The problem ▸ Pick every line with "icon" from the material below.

Information shown ▸

%%

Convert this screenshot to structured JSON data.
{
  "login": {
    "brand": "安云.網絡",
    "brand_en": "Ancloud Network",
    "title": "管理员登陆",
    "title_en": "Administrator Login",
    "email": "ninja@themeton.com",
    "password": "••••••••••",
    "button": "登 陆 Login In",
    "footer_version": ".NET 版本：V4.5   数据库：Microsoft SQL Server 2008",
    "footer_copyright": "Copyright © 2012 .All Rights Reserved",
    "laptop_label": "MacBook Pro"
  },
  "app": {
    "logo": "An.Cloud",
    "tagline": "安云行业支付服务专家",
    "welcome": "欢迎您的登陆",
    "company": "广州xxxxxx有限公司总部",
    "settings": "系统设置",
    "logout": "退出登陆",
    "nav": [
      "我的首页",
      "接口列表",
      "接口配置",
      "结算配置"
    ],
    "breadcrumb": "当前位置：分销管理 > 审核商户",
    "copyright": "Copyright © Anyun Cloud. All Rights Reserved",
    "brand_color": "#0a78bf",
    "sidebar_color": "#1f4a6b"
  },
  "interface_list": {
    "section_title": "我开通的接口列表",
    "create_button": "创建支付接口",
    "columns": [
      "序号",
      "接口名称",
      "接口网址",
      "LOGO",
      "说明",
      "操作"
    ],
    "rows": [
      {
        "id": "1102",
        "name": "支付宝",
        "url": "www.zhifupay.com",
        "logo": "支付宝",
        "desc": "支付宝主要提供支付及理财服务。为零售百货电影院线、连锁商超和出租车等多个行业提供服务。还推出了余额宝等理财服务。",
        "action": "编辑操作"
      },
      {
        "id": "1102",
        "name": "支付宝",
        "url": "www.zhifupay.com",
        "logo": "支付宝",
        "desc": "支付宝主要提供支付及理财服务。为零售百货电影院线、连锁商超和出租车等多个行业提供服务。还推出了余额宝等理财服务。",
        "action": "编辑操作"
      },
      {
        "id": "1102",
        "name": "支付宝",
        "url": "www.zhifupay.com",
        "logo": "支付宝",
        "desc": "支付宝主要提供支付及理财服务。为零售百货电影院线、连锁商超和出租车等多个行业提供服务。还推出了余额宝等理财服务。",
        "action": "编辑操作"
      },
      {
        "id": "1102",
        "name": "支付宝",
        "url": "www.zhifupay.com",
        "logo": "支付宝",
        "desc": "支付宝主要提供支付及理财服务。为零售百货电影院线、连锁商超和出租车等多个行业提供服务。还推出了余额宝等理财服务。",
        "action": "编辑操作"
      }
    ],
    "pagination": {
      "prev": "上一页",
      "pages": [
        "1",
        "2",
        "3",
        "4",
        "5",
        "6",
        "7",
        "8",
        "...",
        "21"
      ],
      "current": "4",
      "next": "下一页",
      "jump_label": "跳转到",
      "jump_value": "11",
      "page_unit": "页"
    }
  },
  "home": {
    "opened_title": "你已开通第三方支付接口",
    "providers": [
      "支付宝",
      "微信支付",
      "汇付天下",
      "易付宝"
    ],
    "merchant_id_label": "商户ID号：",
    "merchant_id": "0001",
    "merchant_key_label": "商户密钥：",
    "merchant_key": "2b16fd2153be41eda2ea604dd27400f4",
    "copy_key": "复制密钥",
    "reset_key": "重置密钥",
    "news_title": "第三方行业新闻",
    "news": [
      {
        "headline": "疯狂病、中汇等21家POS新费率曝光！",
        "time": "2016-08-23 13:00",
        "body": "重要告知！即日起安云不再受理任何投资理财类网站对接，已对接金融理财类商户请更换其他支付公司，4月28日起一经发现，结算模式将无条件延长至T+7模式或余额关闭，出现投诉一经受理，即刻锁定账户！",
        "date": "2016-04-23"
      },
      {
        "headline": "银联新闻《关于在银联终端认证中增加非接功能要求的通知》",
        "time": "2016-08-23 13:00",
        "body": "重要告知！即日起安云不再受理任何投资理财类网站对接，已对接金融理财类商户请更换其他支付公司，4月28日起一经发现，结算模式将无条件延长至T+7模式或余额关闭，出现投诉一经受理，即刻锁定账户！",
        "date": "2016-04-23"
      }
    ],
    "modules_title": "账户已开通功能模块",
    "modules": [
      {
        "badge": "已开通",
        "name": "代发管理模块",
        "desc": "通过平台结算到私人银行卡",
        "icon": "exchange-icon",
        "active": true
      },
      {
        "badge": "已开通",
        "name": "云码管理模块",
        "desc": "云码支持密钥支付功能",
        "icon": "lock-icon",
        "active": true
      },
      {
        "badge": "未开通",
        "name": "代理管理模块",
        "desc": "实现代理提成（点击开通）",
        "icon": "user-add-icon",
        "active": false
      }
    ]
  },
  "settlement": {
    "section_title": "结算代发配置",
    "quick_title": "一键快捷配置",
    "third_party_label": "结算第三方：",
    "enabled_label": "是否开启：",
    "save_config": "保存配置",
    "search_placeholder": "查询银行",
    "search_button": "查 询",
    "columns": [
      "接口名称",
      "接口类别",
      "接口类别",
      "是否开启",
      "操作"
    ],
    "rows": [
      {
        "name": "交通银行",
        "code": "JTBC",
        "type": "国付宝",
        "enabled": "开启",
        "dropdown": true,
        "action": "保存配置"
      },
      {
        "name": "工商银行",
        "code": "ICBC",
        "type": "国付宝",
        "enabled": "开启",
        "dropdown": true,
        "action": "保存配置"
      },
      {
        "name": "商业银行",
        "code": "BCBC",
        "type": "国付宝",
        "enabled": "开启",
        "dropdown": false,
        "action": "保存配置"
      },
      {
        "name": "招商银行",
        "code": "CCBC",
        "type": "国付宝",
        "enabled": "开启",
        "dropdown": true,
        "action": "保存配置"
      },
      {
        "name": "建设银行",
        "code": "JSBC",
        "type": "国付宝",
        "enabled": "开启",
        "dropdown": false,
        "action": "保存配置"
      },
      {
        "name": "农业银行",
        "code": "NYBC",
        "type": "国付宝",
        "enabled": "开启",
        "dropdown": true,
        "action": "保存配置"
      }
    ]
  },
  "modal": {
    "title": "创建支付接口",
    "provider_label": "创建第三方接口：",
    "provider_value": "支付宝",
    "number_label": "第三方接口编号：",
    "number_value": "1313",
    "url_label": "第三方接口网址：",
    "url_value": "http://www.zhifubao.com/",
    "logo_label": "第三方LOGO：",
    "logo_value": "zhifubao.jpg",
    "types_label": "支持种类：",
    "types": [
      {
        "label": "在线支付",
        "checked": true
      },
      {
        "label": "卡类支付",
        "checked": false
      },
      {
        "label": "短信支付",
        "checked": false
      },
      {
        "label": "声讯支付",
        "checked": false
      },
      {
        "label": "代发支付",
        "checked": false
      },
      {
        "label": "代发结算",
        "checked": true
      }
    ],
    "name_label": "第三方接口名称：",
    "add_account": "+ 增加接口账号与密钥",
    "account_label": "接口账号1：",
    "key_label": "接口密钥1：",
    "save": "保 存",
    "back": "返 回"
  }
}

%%

Answer section ▸
        "icon": "exchange-icon",
        "icon": "lock-icon",
        "icon": "user-add-icon",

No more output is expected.